Task goal:
Lines from the listing that hold the string "content" are what you should return.
● ● ● ● ● ● ●
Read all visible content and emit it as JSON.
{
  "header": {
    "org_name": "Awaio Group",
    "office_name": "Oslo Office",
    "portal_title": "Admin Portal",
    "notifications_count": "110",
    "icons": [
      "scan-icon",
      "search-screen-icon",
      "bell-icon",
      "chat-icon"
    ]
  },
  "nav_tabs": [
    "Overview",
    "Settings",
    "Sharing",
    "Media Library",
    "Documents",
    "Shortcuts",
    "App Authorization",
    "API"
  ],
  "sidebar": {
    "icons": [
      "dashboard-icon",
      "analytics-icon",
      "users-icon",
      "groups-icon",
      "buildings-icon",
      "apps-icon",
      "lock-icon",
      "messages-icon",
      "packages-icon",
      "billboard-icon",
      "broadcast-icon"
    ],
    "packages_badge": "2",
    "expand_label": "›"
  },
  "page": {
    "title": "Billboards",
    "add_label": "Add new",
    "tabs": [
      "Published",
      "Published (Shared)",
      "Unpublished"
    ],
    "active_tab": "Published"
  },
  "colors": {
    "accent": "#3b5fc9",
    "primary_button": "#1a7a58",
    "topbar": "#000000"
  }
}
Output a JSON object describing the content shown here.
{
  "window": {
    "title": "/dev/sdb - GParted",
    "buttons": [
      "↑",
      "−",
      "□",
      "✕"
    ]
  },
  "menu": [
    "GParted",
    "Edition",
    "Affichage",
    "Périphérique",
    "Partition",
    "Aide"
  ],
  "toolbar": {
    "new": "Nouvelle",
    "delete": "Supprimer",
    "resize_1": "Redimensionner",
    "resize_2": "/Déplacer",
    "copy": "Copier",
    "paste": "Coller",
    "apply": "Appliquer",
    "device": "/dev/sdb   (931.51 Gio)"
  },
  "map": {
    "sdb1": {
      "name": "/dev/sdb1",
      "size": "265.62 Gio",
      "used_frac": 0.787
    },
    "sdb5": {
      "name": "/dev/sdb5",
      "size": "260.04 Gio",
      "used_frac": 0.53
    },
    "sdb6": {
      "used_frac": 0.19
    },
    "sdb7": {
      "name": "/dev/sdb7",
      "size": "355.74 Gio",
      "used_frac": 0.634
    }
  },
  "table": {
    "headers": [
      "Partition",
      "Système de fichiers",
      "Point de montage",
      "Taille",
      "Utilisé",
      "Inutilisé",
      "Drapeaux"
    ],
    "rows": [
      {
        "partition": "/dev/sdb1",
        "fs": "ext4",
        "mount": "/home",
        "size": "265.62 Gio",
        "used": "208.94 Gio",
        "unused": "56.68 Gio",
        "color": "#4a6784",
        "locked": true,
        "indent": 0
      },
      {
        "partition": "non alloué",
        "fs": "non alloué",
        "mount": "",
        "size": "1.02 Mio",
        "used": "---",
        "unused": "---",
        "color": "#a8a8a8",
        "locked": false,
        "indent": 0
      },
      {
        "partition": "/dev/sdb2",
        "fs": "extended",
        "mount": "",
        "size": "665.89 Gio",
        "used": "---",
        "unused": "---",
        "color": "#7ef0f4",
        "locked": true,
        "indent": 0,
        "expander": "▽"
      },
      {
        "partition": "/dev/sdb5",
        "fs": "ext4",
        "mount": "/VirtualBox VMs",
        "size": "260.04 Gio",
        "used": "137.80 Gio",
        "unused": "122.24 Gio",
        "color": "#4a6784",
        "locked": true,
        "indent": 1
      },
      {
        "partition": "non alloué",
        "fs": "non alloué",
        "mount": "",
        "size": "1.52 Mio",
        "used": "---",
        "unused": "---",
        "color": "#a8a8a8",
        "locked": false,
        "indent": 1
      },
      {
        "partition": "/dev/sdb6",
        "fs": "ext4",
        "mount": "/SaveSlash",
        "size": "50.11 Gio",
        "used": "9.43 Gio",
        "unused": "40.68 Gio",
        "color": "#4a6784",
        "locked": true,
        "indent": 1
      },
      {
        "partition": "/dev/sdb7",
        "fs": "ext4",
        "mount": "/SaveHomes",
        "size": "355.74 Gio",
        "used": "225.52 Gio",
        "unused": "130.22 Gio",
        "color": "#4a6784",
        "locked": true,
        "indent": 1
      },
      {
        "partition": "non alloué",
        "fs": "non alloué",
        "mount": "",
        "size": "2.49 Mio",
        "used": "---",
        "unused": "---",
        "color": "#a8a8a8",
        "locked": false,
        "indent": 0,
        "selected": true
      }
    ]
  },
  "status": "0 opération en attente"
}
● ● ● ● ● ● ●
Solution for this exercise:
Read all visible content and emit it as JSON.
Output a JSON object describing the content shown here.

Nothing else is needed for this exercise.